In this study, no significant difference was observed among the genders in terms of periodontal destruction. On the contrary, a number of studies have reported higher periodontal destruction among males compared with the female population.26,31,32 The reasons for these sex differences are not clear, but they are thought to be related to the ignorance of oral hygiene, which is usually observed among males.31,32

As per our knowledge, this is the first study done to assess the relation between obesity and periodontal status in a South Indian population. However, the study is not free of limitations. Due to its cross-sectional design, the direction of the causal relationship between obesity and periodontal disease cannot be assessed. The problem of imperfect measurement of confounders may also exist in the study.23 Moreover, clinical attachment levels were not recorded, which could have added more value to the study. Due to its fixed reference point, the assessment of attachment levels provides better information relating to gain or loss of attachment to the root surface and in assessing the disease progression as compared with pocket depth measurements.33
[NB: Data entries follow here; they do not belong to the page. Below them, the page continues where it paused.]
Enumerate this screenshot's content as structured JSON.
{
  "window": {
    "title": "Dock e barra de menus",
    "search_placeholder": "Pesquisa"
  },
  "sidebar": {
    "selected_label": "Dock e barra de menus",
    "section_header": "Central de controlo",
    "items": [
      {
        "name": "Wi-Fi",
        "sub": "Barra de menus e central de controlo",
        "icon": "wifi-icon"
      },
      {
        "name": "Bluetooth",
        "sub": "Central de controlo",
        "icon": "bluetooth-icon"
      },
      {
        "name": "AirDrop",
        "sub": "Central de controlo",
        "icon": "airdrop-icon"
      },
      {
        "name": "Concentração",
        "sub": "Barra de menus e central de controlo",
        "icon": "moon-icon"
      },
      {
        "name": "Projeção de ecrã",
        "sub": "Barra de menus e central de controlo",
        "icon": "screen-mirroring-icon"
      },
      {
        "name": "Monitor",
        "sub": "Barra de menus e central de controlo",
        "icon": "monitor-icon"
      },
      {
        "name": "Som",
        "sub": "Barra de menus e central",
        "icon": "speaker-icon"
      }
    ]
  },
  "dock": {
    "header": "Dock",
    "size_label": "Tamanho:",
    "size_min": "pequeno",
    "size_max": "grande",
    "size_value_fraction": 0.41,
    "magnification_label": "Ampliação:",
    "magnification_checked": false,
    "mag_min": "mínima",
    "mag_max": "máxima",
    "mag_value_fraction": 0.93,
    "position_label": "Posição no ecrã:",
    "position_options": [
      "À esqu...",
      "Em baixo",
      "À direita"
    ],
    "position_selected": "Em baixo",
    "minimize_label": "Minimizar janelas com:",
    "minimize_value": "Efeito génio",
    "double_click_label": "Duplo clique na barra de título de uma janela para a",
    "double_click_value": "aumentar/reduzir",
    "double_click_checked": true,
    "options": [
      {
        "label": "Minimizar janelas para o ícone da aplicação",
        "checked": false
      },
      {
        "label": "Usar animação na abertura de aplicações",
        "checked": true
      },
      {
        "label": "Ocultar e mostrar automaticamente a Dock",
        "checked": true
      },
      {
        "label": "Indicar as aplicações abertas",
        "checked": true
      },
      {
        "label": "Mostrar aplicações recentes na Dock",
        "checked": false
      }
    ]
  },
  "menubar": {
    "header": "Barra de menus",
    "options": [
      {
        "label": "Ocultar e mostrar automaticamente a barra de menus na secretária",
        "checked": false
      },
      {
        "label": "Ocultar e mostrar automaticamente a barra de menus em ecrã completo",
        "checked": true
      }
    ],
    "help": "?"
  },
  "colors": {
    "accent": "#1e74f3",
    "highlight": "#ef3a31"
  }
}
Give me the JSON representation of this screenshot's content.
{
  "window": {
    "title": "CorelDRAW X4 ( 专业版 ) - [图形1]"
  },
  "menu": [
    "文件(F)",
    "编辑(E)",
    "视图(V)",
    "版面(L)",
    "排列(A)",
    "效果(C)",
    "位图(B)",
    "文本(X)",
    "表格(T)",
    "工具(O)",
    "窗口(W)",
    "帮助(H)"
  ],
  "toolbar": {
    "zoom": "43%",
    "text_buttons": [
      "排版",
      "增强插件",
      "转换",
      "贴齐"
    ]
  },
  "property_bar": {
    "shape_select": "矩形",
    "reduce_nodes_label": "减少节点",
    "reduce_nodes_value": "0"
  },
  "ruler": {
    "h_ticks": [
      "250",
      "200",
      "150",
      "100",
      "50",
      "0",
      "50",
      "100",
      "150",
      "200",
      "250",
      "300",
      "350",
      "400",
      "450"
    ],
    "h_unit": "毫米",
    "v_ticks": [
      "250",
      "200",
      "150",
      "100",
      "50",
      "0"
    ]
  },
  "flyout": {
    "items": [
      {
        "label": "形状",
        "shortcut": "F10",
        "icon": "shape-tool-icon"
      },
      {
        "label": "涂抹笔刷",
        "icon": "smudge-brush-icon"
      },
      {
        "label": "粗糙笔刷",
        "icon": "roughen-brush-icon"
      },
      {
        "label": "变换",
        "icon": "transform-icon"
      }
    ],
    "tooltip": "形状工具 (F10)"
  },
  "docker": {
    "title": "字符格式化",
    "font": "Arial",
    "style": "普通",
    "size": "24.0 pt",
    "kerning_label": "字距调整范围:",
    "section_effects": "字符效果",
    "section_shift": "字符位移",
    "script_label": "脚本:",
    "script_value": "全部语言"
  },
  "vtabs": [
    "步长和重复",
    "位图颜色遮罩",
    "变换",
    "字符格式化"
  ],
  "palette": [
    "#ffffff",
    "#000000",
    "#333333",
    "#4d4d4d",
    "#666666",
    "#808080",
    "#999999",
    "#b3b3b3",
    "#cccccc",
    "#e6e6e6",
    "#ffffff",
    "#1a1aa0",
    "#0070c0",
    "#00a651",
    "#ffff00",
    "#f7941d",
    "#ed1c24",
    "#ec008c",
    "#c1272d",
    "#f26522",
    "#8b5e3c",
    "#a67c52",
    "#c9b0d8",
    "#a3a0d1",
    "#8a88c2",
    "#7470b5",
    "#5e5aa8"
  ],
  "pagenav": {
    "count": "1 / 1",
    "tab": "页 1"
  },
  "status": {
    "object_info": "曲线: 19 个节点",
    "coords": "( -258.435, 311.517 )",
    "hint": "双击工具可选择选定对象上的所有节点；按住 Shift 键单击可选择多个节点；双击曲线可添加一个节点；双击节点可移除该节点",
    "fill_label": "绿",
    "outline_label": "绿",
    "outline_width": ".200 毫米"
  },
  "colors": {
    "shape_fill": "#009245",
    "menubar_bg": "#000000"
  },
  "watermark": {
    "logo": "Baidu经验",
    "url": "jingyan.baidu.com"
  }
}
Table 4

Adjusted OR and 95% CI of BMI, sex, and age as independent variables and presence of periodontal pockets as dependent variable

BSEWalddf p-valueAdjusted OR95% CI for OR
Step 1aAge 0.1650.02736.5951<0.0011.1801.1181.244
Male vs female 0.8170.4723.0061 0.0832.2650.8995.707
Body mass index 0.3260.08016.6111<0.0011.3851.1841.620
aVariable(s) entered on step 1: age, sex, BMI; SE: Standard error; df: Degree of freedom; OD: Odds ratios; B: Unstandardized regression weight; Wald: Test static for individual predator variable


The present study showed that a higher BMI could be a potential risk factor for periodontitis. Thus, BMI measurement should be used in periodontal risk assessment on a regular basis. Further prospective studies, on a larger sample size, are needed to determine if obesity is a true risk factor for periodontitis.

Conflicts of interest

Source of support: Nil

Conflict of interest: None